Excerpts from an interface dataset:
———

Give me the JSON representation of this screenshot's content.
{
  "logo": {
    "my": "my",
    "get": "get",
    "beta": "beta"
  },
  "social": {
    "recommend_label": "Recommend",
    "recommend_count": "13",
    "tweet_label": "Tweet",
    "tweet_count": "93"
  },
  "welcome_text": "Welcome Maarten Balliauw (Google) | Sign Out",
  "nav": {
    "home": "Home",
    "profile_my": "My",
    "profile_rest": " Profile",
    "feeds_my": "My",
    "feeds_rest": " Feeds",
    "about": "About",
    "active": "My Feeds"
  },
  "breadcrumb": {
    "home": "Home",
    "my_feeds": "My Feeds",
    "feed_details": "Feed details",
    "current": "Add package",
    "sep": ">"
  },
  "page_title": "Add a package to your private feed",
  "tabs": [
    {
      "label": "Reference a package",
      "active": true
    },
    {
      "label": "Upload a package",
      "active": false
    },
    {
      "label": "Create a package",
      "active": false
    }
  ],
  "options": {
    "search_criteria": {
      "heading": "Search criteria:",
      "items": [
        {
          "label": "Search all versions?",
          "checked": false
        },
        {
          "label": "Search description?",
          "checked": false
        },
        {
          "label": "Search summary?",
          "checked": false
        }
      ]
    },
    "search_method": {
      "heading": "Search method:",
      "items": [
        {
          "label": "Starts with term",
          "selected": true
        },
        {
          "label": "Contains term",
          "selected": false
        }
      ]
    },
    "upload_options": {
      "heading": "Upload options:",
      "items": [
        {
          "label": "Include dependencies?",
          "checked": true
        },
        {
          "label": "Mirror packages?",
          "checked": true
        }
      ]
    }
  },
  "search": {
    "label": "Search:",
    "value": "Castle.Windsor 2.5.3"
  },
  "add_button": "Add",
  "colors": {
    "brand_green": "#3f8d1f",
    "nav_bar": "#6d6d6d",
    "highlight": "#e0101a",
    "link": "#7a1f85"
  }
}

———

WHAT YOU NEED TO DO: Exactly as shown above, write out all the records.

PROBLEM SOLUTION:
Give me the JSON representation of this screenshot's content.
{
  "logo": {
    "my": "my",
    "get": "get",
    "beta": "beta"
  },
  "social": {
    "recommend_label": "Recommend",
    "recommend_count": "13",
    "tweet_label": "Tweet",
    "tweet_count": "93"
  },
  "welcome_text": "Welcome Maarten Balliauw (Google) | Sign Out",
  "nav": {
    "home": "Home",
    "profile_my": "My",
    "profile_rest": " Profile",
    "feeds_my": "My",
    "feeds_rest": " Feeds",
    "about": "About",
    "active": "My Feeds"
  },
  "breadcrumb": {
    "home": "Home",
    "my_feeds": "My Feeds",
    "feed_details": "Feed details",
    "current": "Add package",
    "sep": ">"
  },
  "page_title": "Add a package to your private feed",
  "tabs": [
    {
      "label": "Reference a package",
      "active": true
    },
    {
      "label": "Upload a package",
      "active": false
    },
    {
      "label": "Create a package",
      "active": false
    }
  ],
  "options": {
    "search_criteria": {
      "heading": "Search criteria:",
      "items": [
        {
          "label": "Search all versions?",
          "checked": false
        },
        {
          "label": "Search description?",
          "checked": false
        },
        {
          "label": "Search summary?",
          "checked": false
        }
      ]
    },
    "search_method": {
      "heading": "Search method:",
      "items": [
        {
          "label": "Starts with term",
          "selected": true
        },
        {
          "label": "Contains term",
          "selected": false
        }
      ]
    },
    "upload_options": {
      "heading": "Upload options:",
      "items": [
        {
          "label": "Include dependencies?",
          "checked": true
        },
        {
          "label": "Mirror packages?",
          "checked": true
        }
      ]
    }
  },
  "search": {
    "label": "Search:",
    "value": "Castle.Windsor 2.5.3"
  },
  "add_button": "Add",
  "colors": {
    "brand_green": "#3f8d1f",
    "nav_bar": "#6d6d6d",
    "highlight": "#e0101a",
    "link": "#7a1f85"
  }
}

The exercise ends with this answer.